Put Plywood On Walls And Finish With Whitewash
Well….as with most of our cabin projects, we went with an idea conjured up in our heads. We wanted something rustic and yet still light and airy. Our cabin isn’t real big so I didn’t want it feeling like a cave.
We went with a tongue and groove pine ceiling, which I loved, but wanted something lighter for the walls with a smooth texture…..and still rustic.
I liked the idea of just putting up sheets of wood quickly and easily to get a rustic look. We used beadboard in our bathrooms stained a golden pine. However, we didn’t want quite that much texture for the main living area.
That is when we thought of something that I never saw anyone else put up on their walls…….plywood!
At first I thought…ewe……especially when my husband wanted to stain it! I knew without a doubt that I DID NOT want to do that. We, mainly I at the time, was after fresh and airy…..not dark man cave.
The first step was picking out the plywood. There are a lot of variations! We finally decided on a Tigerwood which had a little bit of nice grain but didn’t get all crazy with color variations or knots. It was a nice subtle wood.
We thought about painting over the plywood, but then we would lose the whole affect of putting wood on the walls in the first place.
Finally, I came up with the idea for a whitewash look that would allow the grain of the wood to show through.
We found the perfect product to use from Min-wax. They have a great whitewash pickling stain.
It was fairly easy to apply but you had to brush it on and then rub the stain off. So….my daughter and I worked on this in sections and we had to make sure that we were rubbing the stain off at the same consistency to give the walls a uniform look.
There were a few spots that we had to do a little rework by adding more stain and rubbing until it matched the rest but overall it was a smooth process.
Because hanging plywood sections leaves seams between the sections of wood, we also hung up battens. We just used the most inexpensive pine trim for this and also applied the pickling stain. Because of the difference in wood, the stain on the trim came out a more solid white. This was just fine with us because we liked the trim to stand out a bit.
Everywhere there was a seam, we attached one of our battens. Of course, we had this in mind when hanging the plywood so were careful about placement so the batten design would be uniform. You do get a little bit of waste but you don’t want to have seams in odd spots!
Here are a few pictures of our main living area which show off the finished whitewash walls the best:
Also, as you can see in this photo, we finished the kitchen ceiling with a pine bead-board that we also applied pickling stain to. There was a lot of variation in the wood colors which gave it a different look that blended well with both the pine stained trim and the whitewashed walls.

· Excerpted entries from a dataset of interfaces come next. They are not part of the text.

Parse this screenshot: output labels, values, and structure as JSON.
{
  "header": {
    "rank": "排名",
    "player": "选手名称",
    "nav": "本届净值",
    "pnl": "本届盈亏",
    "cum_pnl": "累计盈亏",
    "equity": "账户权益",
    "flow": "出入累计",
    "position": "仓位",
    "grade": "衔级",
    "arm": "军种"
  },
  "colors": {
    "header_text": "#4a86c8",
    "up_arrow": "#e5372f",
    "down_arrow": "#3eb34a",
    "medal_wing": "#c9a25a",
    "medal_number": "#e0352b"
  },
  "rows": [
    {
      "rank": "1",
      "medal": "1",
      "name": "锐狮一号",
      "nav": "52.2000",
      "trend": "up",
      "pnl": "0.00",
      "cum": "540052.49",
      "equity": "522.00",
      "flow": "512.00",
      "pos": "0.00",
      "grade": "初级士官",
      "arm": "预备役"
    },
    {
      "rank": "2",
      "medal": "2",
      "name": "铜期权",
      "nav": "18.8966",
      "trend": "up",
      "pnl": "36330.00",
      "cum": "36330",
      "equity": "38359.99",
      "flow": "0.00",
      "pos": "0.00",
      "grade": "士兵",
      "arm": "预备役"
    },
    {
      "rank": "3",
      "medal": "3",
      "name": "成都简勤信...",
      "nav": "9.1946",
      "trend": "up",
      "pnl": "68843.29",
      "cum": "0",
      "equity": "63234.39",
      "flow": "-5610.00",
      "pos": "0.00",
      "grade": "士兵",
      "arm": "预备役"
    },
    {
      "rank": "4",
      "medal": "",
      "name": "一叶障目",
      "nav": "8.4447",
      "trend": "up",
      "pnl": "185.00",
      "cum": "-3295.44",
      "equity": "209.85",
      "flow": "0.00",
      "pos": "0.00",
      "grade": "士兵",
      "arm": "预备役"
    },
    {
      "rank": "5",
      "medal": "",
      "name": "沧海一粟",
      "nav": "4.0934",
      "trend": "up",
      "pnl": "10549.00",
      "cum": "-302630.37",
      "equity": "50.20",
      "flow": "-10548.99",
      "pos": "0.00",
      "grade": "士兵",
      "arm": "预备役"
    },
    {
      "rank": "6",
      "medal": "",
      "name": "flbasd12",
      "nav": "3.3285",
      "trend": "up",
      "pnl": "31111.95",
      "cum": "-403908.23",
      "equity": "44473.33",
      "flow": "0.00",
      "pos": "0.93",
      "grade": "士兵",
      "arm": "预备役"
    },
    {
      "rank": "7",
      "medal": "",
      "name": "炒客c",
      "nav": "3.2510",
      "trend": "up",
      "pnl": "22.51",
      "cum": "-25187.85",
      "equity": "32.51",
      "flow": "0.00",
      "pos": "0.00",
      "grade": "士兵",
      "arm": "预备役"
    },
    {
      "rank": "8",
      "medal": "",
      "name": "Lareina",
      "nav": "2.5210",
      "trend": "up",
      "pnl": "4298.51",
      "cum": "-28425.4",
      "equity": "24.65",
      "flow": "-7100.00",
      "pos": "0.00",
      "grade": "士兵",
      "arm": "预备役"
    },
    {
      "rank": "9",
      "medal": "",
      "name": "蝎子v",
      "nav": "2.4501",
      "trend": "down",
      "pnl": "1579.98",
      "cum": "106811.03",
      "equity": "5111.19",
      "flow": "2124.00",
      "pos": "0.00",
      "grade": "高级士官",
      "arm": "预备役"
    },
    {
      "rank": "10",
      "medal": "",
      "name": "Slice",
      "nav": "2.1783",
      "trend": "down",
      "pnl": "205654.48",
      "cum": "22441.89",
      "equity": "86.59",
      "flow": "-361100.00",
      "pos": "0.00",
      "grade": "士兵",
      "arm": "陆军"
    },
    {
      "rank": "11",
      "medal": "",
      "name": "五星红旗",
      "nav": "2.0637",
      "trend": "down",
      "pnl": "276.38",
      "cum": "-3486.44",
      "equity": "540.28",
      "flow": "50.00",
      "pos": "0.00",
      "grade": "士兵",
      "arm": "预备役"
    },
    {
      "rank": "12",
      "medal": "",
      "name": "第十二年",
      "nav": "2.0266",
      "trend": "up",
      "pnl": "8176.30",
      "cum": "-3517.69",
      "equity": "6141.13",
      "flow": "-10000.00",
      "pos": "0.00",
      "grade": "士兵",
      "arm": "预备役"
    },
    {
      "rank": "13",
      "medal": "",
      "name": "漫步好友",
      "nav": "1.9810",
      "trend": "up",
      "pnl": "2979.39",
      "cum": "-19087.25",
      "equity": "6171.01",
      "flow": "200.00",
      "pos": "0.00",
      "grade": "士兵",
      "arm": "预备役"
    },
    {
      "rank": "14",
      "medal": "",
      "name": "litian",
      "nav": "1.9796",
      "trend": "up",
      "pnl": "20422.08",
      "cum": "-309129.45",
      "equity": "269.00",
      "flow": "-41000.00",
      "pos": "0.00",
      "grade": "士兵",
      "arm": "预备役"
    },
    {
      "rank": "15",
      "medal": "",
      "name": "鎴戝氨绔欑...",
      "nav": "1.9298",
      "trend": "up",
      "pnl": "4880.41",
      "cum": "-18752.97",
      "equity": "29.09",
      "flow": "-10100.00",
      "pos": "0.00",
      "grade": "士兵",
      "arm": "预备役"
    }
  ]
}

Here you can see the contrast with the pine ceiling. We also added a little more variation by using a stained pine trim board going horizontally across the seams right below the window. All of our other seams were vertical and had the whitewashed trim.